Dataset excerpts
★ ★ ★ ★
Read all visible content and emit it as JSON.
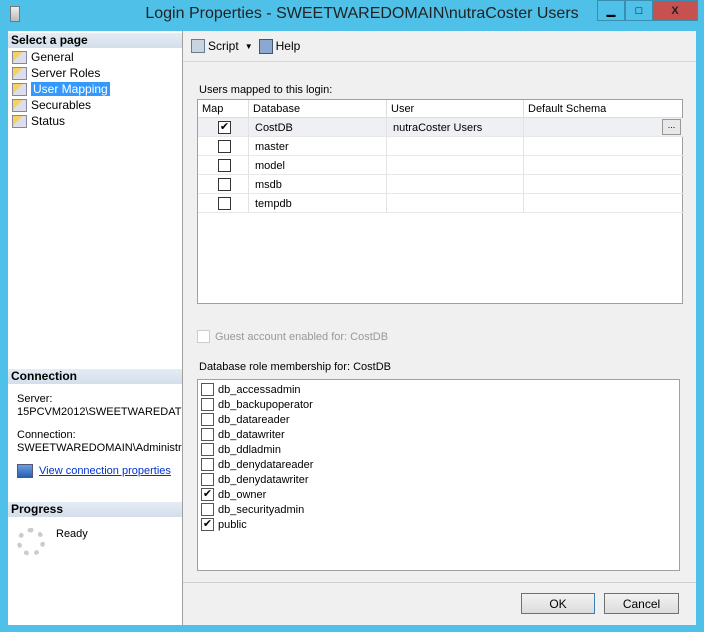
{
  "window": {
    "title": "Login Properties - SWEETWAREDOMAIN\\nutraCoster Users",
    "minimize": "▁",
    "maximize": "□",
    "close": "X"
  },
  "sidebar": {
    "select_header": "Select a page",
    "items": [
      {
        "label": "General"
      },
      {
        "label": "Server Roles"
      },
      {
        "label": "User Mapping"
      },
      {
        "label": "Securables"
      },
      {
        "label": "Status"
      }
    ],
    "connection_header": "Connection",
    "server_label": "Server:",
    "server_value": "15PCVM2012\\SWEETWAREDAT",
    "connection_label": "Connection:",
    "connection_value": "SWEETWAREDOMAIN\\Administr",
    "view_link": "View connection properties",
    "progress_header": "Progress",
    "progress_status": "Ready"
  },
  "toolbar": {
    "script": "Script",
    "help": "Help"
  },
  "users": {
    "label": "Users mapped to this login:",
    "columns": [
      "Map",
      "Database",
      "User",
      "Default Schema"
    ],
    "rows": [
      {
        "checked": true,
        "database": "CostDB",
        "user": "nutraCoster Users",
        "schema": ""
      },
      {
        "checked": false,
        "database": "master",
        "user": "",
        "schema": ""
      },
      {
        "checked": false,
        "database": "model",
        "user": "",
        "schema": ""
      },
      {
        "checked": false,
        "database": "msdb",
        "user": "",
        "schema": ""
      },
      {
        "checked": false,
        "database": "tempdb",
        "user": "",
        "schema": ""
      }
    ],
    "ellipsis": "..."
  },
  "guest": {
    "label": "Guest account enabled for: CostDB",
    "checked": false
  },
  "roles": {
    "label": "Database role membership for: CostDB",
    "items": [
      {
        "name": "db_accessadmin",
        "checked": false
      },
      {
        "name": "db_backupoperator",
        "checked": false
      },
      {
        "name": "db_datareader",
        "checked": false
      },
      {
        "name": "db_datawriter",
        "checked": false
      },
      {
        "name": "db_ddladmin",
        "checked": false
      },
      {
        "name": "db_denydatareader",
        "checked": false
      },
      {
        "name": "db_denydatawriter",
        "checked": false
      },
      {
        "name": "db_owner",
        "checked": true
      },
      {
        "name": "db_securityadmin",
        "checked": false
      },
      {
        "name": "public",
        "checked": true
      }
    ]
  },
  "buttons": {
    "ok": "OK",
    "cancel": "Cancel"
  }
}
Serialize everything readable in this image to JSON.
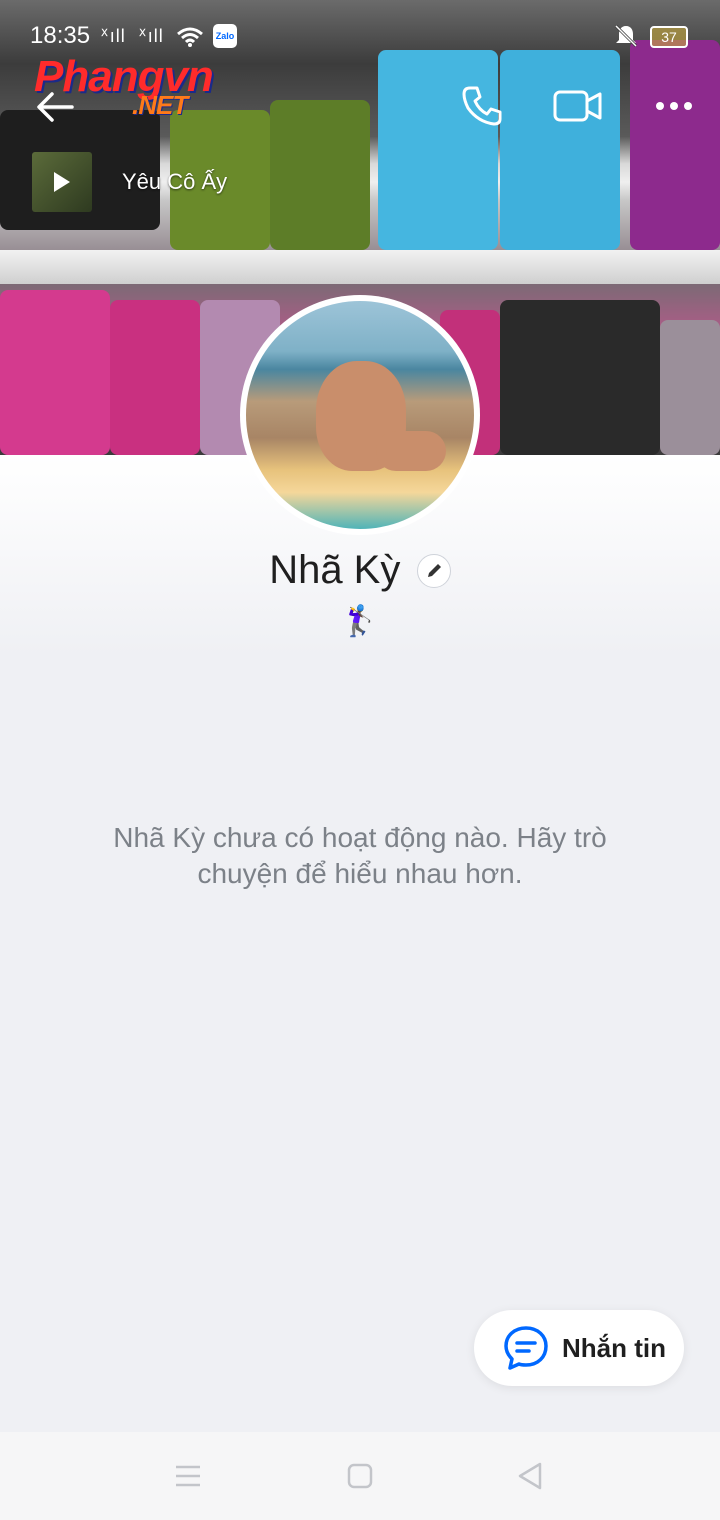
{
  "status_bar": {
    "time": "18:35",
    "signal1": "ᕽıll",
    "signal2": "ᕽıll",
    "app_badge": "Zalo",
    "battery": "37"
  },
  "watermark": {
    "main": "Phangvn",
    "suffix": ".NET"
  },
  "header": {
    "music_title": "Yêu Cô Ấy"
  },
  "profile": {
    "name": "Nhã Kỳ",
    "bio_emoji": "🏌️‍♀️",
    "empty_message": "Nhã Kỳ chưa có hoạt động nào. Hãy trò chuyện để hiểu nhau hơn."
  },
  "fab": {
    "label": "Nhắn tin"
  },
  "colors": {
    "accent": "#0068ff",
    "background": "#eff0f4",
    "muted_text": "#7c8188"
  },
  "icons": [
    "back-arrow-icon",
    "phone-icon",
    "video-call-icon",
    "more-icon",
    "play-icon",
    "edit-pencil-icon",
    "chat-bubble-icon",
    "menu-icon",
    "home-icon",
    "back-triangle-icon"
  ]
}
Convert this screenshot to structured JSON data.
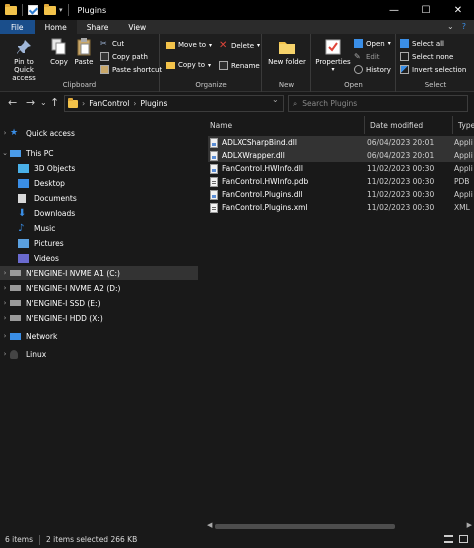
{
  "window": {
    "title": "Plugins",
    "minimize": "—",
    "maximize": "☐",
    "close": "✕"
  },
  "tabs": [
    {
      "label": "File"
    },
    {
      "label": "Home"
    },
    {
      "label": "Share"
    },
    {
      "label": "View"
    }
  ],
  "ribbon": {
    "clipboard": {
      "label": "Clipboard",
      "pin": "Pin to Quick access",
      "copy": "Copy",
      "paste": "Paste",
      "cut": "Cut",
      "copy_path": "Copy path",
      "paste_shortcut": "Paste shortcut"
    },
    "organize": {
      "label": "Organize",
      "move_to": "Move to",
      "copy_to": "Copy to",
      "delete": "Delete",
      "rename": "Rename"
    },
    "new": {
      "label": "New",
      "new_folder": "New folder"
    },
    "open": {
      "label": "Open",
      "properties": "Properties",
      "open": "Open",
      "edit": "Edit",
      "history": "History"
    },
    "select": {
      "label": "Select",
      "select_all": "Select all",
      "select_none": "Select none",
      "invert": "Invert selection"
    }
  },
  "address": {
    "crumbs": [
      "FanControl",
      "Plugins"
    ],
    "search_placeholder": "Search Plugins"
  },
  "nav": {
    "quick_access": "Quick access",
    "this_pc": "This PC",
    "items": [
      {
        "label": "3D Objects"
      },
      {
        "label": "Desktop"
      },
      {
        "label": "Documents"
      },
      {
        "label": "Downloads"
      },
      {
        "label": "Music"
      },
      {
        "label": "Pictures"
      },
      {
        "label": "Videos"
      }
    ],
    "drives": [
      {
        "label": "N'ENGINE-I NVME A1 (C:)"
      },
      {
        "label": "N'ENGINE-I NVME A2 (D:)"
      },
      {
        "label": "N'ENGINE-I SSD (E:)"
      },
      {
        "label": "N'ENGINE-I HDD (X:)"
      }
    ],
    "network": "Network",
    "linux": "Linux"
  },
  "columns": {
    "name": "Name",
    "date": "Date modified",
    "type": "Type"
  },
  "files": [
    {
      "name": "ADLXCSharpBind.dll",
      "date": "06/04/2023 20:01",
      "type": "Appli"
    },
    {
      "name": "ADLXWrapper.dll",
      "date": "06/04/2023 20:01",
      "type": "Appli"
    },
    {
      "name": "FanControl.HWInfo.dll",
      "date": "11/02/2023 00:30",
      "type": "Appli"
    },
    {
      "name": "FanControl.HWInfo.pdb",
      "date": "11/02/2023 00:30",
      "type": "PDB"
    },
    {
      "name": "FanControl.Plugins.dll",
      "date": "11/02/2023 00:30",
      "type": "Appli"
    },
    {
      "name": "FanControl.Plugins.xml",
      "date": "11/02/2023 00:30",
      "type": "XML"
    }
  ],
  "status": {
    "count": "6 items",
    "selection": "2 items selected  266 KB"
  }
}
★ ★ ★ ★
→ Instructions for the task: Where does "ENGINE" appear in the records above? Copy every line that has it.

→ Task solution:
        "label": "N'ENGINE-I NVME A1 (C:)"
        "label": "N'ENGINE-I NVME A2 (D:)"
        "label": "N'ENGINE-I SSD (E:)"
        "label": "N'ENGINE-I HDD (X:)"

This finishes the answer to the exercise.